- [Dataset rows for apps and sites]
+-------+
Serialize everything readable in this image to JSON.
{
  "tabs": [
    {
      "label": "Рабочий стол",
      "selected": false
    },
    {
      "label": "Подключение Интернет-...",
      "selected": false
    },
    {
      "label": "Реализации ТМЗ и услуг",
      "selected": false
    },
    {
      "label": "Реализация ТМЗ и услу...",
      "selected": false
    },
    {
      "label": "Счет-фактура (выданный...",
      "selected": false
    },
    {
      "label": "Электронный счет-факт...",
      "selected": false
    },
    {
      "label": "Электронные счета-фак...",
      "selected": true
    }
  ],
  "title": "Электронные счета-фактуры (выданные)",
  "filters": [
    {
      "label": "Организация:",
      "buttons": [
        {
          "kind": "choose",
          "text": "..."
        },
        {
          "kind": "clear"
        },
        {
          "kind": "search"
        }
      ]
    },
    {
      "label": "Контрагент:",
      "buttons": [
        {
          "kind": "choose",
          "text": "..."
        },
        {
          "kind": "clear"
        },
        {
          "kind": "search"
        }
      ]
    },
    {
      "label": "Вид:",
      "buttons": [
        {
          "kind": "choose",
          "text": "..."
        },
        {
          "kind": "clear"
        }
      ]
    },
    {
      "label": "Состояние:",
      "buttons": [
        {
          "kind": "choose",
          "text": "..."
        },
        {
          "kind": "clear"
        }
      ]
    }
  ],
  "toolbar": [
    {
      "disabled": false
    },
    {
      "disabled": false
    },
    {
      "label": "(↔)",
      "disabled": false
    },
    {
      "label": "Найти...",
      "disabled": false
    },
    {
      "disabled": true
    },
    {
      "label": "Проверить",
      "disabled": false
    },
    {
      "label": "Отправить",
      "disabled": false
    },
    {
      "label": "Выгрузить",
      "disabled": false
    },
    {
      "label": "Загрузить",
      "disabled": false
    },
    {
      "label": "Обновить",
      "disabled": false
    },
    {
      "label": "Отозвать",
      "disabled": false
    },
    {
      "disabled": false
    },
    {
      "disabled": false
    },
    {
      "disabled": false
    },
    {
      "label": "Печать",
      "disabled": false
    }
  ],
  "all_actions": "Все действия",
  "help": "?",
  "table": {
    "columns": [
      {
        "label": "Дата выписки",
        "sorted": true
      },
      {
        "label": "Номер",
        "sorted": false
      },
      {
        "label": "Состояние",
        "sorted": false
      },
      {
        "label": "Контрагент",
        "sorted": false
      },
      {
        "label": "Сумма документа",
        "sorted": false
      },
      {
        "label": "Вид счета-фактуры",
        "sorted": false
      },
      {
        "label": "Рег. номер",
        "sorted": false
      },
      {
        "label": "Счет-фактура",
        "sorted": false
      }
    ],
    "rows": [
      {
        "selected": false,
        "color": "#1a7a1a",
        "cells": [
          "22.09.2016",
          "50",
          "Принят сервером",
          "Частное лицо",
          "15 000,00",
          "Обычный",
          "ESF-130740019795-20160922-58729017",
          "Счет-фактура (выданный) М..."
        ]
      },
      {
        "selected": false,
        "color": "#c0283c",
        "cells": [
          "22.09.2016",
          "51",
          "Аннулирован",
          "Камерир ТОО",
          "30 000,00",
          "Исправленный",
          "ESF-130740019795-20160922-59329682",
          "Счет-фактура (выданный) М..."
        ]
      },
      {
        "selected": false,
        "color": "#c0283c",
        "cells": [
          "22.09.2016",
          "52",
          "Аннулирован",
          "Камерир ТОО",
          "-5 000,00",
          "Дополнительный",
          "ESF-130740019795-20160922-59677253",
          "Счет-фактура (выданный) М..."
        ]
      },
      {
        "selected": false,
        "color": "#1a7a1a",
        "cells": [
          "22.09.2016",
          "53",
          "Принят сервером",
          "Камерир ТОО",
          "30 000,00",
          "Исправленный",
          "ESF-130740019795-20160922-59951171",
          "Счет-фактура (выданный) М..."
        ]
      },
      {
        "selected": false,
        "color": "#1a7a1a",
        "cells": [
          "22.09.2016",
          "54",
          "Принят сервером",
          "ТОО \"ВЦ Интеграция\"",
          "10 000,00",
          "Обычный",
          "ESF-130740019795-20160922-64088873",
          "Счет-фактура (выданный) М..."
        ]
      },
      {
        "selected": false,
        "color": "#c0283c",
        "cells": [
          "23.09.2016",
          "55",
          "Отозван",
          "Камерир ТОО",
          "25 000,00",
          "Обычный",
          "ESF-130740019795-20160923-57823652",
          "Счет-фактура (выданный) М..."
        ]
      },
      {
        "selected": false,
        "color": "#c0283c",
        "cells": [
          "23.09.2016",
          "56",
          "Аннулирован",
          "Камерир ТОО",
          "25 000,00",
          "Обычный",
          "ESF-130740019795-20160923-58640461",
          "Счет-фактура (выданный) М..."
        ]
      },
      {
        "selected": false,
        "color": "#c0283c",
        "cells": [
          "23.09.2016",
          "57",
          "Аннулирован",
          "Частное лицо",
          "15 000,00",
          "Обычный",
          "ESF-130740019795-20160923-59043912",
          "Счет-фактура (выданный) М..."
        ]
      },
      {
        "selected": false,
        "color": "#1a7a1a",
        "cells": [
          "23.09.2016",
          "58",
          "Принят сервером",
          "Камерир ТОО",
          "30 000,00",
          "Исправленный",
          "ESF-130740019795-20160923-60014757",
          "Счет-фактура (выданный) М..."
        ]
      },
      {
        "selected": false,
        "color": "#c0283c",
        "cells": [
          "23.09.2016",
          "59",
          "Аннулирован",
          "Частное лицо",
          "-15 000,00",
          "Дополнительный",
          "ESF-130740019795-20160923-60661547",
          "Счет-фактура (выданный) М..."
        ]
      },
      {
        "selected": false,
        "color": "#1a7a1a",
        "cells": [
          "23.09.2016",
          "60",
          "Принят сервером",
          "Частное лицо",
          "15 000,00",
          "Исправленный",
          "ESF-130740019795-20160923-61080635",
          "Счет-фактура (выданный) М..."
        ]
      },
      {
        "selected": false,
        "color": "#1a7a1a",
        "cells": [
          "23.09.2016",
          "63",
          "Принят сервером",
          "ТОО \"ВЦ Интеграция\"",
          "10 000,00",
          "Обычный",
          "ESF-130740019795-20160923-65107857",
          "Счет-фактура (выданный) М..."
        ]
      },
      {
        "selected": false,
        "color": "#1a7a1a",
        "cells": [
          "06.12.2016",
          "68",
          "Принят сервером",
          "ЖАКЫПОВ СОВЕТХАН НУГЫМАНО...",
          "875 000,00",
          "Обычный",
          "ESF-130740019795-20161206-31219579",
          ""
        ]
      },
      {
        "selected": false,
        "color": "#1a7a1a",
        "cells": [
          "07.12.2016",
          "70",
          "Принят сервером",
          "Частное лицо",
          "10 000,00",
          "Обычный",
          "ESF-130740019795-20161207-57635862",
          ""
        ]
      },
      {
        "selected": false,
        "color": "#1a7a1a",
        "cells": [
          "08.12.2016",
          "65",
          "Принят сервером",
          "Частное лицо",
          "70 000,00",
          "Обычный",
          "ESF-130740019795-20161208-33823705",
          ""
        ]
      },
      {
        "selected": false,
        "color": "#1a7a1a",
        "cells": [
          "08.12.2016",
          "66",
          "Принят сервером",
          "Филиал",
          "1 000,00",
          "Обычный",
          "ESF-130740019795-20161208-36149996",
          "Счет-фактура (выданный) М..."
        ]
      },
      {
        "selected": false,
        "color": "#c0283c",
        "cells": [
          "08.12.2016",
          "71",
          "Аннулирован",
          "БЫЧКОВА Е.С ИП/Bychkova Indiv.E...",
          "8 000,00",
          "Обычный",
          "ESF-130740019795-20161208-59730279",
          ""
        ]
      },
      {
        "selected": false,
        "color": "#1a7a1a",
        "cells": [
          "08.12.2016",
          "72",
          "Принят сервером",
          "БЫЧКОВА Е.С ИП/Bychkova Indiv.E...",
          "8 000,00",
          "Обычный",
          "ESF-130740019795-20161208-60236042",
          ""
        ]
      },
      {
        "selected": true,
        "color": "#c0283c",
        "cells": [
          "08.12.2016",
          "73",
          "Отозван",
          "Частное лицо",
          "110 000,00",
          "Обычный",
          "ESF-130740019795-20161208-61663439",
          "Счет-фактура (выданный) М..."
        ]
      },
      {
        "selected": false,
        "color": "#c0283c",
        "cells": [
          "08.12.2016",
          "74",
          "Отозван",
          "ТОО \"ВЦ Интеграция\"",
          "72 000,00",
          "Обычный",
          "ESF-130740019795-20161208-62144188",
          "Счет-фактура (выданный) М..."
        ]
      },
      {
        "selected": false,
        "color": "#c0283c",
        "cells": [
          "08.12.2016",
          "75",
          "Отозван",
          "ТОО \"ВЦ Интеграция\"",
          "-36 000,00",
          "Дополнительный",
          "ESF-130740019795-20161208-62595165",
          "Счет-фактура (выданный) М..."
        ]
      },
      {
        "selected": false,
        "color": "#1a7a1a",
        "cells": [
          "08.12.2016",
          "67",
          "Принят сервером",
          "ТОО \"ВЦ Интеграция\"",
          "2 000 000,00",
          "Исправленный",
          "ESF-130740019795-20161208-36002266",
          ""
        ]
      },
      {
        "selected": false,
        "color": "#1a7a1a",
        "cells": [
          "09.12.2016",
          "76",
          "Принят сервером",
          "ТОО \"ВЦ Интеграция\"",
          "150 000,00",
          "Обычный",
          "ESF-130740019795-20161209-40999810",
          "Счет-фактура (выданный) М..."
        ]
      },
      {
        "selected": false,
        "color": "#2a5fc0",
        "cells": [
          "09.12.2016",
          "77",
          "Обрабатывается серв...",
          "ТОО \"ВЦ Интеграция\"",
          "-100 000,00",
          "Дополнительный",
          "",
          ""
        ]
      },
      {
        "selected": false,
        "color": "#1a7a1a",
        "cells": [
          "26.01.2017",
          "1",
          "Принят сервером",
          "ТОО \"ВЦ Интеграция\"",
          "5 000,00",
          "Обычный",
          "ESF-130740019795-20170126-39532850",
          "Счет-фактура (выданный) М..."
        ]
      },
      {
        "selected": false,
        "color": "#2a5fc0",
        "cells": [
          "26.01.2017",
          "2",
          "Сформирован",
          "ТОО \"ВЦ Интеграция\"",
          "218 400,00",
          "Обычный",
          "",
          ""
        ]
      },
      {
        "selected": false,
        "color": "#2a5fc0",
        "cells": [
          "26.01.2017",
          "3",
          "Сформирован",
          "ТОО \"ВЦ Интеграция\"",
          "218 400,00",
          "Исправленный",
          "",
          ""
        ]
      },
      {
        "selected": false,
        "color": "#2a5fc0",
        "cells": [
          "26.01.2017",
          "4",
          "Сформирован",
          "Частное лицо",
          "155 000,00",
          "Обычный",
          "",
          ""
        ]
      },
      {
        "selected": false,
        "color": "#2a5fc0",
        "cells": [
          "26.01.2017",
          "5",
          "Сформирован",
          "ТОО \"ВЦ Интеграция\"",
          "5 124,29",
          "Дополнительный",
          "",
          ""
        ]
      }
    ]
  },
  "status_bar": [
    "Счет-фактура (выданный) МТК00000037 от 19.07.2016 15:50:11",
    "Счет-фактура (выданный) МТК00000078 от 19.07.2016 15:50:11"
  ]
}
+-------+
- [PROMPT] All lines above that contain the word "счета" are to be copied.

- [ANSWER TO THE EXERCISE]
      "label": "Электронные счета-фак...",
  "title": "Электронные счета-фактуры (выданные)",
        "label": "Вид счета-фактуры",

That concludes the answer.